Progress on the bill had slowed after conservative Republican Senator Mike Lee introduced an amendment meant to slow immigration on Wednesday night.
That move prompted Democrats to put forward a competing amendment that would boost funding for various law enforcement agencies that operate on the border.
Both amendments failed, which in practice allowed lawmakers to move forward with the overall package.
Appropriations Committee Chairman Patrick Leahy, a Democrat who is retiring after nearly five decades in the Senate, praised the bipartisan support for the measure following months of negotiations.
His Republican counterpart, Richard Shelby, who also is retiring following a long career in Congress, said of the 4,155-page bill, “It’s got a lot of stuff in it. A lot of good stuff.”
Lee’s amendment would have required the United States to maintain a policy known as Title 42, implemented under Republican former President Donald Trump at the beginning of the COVID-19 pandemic, which prevented hundreds of thousands of immigrants from seeking asylum. It grants border officials the ability to rapidly expel migrants to Mexico without a chance to seek asylum during public health emergencies.
The policy was set to expire earlier in the week, but the Supreme Court put the brakes on Title 42’s end, as it considers litigation brought by Republican-led states.
Of the more than one-dozen amendments debated, the Senate approved one to allow the transfer of proceeds from the sale of certain forfeited property to be used to aid Ukraine. Another requires accommodations to be made available for pregnant workers.
At her final weekly press conference as House speaker, Nancy Pelosi said she hoped that the massive spending bill is passed by the House on Thursday night. But she added that once the Senate approves the bill, it likely will be several hours before paperwork is completed and the legislation can be transmitted to the lower chamber.
While the spending bill is expected to pass in the Democratic-led House as well, most Republicans there have come out against it, criticizing the package for increasing spending without addressing priorities such as securing the U.S.-Mexico border.
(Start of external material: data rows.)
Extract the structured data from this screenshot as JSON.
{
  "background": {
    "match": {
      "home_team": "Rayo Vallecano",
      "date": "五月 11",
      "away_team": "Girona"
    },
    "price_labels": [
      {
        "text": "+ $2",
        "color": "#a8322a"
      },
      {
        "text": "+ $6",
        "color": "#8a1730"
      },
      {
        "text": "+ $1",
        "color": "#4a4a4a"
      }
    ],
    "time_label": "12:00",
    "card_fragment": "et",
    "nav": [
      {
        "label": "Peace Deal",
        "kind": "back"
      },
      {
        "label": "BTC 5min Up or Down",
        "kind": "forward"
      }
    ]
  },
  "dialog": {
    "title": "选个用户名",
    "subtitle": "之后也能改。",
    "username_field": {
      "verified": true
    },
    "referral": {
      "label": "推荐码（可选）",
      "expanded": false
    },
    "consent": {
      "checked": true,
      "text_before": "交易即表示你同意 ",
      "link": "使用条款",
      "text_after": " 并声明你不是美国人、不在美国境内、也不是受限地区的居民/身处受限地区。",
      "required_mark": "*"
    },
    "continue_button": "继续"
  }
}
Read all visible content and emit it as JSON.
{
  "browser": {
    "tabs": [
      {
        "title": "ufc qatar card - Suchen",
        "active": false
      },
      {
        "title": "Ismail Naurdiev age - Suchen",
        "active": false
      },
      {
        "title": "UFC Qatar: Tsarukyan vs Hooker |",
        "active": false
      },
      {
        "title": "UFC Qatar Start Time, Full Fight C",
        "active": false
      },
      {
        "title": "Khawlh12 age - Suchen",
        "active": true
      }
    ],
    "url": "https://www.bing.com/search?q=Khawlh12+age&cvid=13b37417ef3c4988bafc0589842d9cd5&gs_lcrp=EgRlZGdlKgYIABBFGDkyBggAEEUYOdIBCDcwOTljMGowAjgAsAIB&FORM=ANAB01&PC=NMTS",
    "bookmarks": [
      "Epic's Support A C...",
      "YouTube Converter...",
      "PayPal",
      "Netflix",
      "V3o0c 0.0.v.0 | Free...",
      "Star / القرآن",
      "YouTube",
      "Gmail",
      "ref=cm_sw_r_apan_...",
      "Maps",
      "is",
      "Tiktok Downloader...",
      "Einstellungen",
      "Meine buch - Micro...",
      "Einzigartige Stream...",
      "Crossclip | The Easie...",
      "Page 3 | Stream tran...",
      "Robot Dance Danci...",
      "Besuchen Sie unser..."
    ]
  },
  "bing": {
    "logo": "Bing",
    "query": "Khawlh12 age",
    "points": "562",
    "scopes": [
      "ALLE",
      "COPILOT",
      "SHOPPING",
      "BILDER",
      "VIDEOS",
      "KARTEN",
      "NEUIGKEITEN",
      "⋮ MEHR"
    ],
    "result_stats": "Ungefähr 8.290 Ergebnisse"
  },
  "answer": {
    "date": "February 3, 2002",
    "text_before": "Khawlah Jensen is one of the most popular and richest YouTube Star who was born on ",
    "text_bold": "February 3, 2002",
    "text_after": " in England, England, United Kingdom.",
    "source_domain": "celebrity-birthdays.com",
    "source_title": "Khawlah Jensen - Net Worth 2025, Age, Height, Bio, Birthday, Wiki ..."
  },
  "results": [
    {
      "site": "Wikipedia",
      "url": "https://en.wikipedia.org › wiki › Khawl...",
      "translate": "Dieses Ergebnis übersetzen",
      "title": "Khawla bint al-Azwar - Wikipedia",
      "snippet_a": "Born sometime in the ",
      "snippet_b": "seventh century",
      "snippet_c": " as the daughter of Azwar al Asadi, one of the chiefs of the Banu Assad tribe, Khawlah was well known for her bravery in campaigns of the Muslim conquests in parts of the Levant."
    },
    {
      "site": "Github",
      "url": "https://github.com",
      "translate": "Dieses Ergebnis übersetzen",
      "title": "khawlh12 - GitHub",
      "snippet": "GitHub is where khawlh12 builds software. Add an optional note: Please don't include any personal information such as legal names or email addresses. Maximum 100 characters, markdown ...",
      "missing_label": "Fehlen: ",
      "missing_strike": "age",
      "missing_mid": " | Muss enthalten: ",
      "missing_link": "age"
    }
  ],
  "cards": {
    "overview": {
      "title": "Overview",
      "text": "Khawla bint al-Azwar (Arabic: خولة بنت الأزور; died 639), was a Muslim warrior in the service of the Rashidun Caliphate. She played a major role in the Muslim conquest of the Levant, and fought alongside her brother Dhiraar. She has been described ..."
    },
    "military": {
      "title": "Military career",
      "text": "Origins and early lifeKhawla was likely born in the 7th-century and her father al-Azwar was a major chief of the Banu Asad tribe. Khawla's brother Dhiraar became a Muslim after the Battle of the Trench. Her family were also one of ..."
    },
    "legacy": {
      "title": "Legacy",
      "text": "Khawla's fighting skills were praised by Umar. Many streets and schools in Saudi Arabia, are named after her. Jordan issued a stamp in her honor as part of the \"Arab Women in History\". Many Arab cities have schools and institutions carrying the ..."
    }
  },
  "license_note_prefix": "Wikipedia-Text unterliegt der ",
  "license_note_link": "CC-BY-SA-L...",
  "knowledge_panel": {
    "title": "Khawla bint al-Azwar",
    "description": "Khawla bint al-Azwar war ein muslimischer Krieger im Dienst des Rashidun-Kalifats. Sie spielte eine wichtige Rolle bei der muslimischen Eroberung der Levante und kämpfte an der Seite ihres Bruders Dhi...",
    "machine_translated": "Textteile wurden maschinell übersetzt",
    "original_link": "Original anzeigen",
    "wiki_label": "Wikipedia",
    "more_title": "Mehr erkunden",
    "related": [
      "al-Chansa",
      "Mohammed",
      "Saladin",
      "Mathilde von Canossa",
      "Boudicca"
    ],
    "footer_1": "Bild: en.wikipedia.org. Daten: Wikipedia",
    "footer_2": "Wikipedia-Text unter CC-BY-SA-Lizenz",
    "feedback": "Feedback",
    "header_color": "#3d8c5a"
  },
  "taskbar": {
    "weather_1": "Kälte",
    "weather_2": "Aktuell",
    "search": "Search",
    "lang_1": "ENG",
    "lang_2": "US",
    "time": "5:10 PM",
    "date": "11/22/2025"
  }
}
House Republicans wanted to delay negotiations on the full-year legislation until early next year, after they take the majority.